In 2009, Sandra Jacobsen was reportedly driving 85 miles an hour with a blood alcohol content (BAC) approximately twice the legal limit of 0.08 percent and allegedly caused an accident that killed two women riding in the back of a taxi cab. Jacobson did not stop at the scene of the accident and instead continued on to the airport. Now, more than five years later, Jacobson’s DUI case is still not fully settled.
In 2010, Jacobson went to trial and a jury convicted her of the following offenses:
- Vehicular homicide; and
- Leaving the scene of an accident.
She received a sentence that including 36 years in Colorado state prison. Jacobson’s attorney continued to work on her appeal and now the Colorado Court of Appeals has ruled that Jacobson should have a new trial. The appellate court found that the trial judge had failed to properly question whether the jurors had seen news reports regarding prior convictions—including a prior DUI—on Jacobson’s criminal record. Now, Jacobson and her attorney are heading back into court to go through the trial process all over again with a new jury, hoping to limit or eliminate the charges and sentence she faces.
Jacobson’s case is only one example of how a DUI case can linger for years following an arrest, accident, or other incident. Cases may be long-lasting for many different reasons. First, the prosecutor does not have to immediately issue charges for DUI under state law. A prosecutor has 18 months from the date of your arrest or your suspected DUI to formally issue charges. So you may live for up to 18 months wondering whether you will face charges or not.
Next, criminal cases go through various stages. First, you will be arraigned and then you may have to appear in court for numerous hearings before your case is settled. During this time, your attorney will review police reports, interview witnesses, and gather other evidence that may be useful in plea bargaining. This is called discovery.
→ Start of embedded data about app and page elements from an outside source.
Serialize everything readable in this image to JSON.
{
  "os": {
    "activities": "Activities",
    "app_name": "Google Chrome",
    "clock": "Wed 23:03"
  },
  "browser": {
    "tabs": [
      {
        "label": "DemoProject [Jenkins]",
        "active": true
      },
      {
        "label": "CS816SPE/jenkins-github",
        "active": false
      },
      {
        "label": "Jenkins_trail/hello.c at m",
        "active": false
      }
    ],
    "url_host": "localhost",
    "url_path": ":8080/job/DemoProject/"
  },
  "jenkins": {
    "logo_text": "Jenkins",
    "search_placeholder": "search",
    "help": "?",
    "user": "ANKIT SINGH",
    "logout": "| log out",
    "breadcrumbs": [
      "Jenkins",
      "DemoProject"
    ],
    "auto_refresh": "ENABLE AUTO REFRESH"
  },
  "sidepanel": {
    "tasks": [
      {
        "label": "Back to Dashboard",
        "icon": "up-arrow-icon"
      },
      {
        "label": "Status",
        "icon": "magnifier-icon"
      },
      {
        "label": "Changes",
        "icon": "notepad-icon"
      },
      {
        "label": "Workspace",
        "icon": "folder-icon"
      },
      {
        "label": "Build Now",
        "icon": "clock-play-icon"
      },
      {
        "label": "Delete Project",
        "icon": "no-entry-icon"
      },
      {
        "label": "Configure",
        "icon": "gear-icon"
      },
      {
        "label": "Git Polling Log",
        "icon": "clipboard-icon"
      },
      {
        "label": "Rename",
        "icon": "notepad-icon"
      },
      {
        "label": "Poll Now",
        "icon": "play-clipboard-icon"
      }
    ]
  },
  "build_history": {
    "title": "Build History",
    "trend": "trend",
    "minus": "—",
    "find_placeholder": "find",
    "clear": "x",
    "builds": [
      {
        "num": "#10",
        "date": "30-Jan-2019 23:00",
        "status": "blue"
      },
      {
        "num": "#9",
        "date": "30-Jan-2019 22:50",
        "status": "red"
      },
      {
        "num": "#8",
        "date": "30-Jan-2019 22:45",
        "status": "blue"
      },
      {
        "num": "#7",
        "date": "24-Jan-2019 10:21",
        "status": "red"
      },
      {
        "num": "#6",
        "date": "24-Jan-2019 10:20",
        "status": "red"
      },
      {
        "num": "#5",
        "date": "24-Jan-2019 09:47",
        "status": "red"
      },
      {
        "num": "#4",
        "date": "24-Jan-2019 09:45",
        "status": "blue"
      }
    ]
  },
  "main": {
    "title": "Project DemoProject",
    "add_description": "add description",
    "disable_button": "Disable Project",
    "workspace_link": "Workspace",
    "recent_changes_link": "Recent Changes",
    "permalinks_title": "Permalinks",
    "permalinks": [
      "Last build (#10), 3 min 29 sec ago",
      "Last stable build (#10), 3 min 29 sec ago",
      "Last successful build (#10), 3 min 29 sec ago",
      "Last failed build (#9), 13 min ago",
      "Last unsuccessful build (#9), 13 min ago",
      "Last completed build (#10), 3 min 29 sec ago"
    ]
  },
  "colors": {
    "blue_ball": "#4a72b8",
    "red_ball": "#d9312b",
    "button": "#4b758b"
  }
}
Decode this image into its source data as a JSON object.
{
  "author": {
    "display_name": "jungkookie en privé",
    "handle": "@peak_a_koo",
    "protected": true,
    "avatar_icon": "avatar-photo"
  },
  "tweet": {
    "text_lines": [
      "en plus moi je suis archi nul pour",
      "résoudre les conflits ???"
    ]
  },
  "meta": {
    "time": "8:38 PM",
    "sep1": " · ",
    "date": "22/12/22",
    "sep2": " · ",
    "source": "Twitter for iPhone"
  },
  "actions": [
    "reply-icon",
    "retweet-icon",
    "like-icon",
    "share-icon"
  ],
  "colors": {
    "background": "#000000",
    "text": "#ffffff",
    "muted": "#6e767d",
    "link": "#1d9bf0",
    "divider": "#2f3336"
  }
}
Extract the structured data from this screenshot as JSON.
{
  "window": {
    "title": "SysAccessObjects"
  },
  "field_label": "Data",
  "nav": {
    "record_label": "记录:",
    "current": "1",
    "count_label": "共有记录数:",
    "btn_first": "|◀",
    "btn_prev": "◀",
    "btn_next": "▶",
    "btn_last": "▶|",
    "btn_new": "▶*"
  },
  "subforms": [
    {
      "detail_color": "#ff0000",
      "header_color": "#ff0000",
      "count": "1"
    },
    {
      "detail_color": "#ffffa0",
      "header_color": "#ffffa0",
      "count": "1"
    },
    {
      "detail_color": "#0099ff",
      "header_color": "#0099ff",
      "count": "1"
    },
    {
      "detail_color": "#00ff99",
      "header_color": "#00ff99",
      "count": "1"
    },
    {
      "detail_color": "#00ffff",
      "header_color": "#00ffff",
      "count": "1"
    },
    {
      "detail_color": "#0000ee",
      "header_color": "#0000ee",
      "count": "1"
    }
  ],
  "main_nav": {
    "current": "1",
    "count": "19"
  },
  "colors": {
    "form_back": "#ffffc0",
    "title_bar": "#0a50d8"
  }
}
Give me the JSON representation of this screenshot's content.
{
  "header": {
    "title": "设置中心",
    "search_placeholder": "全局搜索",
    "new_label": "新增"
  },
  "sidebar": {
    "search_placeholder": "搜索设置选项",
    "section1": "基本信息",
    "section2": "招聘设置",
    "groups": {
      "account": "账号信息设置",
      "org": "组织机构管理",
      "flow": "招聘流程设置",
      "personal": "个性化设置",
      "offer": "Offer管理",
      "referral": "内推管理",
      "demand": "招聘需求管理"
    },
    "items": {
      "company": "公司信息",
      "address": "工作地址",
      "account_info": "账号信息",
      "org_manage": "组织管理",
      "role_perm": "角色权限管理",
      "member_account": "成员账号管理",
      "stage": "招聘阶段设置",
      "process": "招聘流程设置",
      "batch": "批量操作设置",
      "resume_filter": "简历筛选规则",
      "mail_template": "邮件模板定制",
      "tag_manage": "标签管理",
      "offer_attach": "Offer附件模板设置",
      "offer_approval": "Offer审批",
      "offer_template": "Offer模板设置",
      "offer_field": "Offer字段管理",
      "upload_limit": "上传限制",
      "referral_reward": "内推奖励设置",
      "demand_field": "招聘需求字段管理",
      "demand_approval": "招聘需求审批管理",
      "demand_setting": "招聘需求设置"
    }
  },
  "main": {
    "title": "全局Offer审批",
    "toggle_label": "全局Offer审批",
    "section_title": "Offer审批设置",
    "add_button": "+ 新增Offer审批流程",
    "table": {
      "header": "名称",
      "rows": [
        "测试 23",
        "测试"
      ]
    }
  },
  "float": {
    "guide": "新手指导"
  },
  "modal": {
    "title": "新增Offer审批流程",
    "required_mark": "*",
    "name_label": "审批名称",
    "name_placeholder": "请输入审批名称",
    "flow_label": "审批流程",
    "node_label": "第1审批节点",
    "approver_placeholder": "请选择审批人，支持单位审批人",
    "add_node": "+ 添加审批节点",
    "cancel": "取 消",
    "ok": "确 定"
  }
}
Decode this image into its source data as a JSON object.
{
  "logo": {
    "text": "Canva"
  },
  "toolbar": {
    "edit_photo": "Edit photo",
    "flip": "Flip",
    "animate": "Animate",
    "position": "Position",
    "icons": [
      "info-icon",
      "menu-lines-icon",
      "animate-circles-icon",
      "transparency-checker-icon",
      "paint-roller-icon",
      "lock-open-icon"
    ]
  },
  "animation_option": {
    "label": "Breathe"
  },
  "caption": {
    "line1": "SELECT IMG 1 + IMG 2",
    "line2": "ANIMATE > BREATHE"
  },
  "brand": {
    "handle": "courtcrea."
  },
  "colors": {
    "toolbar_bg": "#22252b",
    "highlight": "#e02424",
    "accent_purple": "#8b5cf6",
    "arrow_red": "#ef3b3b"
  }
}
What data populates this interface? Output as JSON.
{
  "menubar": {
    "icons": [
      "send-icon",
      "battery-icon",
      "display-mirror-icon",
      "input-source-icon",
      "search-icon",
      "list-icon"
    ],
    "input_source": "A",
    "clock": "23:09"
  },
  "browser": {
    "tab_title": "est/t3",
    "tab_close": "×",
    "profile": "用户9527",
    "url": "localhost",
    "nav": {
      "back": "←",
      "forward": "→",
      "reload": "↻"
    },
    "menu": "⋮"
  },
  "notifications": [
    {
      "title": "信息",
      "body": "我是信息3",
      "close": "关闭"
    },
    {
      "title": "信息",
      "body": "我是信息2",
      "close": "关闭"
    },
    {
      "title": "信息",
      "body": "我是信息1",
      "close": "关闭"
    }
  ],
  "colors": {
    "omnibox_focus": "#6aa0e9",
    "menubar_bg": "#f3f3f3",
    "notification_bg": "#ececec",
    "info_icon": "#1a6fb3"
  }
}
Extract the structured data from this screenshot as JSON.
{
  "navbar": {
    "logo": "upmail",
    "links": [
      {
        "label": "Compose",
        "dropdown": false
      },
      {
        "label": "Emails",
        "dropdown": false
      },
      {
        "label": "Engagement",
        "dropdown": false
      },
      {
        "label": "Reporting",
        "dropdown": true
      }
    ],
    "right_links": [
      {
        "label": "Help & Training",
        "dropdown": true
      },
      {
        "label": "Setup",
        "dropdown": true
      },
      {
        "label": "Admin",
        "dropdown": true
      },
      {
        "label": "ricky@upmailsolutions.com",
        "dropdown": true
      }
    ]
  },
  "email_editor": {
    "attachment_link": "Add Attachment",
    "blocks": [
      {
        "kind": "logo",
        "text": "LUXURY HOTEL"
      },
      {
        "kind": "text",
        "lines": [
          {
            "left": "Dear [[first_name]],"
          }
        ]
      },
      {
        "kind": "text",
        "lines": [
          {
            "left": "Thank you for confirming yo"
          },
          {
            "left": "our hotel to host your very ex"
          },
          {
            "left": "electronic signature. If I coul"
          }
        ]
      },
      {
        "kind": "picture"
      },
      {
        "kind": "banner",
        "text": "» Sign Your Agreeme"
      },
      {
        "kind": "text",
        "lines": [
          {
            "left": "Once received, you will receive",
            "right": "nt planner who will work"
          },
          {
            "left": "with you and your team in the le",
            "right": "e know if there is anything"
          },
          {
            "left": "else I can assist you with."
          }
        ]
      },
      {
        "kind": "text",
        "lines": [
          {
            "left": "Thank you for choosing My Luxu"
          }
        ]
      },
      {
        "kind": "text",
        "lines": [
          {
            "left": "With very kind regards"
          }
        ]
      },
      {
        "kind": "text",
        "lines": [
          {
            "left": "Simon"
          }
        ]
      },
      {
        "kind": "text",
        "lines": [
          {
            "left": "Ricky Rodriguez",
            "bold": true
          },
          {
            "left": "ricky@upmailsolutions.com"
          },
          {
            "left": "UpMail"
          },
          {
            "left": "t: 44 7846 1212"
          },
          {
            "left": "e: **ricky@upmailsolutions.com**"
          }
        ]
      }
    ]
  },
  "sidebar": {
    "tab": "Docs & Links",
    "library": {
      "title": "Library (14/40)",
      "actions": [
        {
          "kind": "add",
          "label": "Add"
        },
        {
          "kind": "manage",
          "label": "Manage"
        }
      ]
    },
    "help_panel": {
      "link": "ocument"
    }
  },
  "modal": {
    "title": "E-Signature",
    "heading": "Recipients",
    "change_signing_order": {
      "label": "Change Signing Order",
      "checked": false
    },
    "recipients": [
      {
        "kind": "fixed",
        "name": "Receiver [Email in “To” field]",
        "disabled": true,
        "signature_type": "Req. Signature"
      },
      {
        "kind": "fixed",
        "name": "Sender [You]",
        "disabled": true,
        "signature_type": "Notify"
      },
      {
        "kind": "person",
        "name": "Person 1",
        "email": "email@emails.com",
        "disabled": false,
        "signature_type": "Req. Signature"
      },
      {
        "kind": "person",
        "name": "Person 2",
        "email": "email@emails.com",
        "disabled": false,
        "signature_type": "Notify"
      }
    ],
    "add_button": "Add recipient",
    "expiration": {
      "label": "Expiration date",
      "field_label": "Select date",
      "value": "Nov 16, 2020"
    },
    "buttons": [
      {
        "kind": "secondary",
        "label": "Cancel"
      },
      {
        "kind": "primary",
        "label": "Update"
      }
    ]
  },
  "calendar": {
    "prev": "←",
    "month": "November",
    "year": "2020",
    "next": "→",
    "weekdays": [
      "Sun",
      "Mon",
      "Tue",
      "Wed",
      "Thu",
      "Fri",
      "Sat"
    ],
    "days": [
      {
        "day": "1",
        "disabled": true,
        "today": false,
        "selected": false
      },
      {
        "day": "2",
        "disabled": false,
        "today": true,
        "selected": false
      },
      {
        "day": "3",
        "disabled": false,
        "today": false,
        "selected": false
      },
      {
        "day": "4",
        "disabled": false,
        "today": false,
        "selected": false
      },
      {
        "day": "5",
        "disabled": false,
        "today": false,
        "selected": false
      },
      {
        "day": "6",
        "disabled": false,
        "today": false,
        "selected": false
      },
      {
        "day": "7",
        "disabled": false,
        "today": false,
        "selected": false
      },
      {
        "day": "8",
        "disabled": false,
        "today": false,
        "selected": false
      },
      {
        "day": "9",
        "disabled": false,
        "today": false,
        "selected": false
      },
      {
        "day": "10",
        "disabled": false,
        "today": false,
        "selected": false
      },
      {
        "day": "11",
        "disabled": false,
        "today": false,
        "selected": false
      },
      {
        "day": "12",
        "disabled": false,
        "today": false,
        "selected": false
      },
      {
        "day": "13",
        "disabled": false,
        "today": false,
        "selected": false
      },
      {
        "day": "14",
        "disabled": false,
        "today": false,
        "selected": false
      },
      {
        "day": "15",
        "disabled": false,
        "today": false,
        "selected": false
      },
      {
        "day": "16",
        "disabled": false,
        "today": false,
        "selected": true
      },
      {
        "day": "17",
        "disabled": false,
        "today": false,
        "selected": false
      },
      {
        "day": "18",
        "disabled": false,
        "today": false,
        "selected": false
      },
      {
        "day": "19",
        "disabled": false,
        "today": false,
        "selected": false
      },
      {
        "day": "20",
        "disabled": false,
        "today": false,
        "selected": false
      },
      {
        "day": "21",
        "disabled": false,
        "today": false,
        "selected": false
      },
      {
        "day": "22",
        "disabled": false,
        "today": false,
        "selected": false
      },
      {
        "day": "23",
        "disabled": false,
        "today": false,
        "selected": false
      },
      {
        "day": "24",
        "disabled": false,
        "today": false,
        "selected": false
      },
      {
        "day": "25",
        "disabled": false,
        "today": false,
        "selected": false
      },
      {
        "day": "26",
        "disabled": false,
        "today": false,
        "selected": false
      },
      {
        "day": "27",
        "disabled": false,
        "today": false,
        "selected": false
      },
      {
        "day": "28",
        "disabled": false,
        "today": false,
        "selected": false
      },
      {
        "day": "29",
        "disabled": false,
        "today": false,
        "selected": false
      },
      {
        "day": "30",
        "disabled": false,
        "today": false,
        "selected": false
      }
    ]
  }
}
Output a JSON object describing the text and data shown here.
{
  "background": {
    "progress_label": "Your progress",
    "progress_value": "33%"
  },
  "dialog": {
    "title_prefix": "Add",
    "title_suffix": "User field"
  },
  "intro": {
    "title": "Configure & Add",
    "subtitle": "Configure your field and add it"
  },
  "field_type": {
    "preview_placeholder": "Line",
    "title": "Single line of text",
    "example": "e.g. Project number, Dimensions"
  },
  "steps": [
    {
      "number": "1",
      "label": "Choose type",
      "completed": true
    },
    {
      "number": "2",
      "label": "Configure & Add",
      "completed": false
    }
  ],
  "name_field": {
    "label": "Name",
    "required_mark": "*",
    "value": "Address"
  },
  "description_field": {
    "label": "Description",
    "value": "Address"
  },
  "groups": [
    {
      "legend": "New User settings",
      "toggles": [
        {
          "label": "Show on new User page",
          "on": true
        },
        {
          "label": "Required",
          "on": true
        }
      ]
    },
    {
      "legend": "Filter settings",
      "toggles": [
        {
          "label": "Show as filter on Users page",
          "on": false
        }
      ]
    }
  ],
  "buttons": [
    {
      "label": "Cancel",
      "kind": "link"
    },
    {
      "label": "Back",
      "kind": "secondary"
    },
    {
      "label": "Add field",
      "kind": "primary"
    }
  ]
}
If you choose to go to trial, you may have to wait a while for a trial date to be firmly set. While a DUI trial is not often a long affair, every trial is different and some cases may have much more evidence to present than others. In addition, your attorney may have to file and argue various motions in front of the court, which may require more court appearances.
Finally, after a guilty verdict at trial, there are ways to appeal your case. A quality attorney should pursue an appeal just as zealously as they represented you in court. In your appeal, your DUI defense lawyer may argue that your constitutional rights were somehow violated during your trial. If the court does grant a new trial, you will have to go through this process all over again.
Because DUI cases can last a long time, you always want to make sure you have a DUI defense lawyer who will stay by your side for the long haul. Call the Tiftickjian Law Firm for help with your Denver DUI case today.